Dataset records.
____
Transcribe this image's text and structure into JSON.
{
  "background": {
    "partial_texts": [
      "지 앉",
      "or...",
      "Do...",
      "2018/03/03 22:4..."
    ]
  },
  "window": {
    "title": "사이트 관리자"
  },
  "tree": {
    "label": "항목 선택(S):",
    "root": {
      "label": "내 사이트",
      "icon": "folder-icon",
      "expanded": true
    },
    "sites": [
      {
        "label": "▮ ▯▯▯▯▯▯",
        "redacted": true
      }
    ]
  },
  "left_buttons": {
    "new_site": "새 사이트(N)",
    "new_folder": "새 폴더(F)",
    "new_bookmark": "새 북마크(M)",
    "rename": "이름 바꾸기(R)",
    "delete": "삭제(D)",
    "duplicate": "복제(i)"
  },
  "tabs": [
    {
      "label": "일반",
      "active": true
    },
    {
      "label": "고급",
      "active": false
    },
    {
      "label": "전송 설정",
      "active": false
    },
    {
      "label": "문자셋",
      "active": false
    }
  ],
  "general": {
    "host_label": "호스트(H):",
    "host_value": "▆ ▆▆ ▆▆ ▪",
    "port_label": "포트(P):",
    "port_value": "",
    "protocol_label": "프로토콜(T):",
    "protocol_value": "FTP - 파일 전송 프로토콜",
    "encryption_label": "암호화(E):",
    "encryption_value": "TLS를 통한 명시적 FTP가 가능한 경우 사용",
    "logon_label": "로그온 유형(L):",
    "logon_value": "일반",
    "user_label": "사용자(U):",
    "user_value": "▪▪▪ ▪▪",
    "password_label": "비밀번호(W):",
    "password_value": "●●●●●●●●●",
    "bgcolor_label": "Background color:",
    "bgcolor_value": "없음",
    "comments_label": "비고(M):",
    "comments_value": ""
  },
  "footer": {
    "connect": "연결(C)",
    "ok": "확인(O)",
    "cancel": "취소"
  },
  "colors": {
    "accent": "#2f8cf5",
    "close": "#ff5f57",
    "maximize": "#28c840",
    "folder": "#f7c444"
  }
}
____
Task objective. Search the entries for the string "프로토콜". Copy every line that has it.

Finished exercise.
    "protocol_label": "프로토콜(T):",
    "protocol_value": "FTP - 파일 전송 프로토콜",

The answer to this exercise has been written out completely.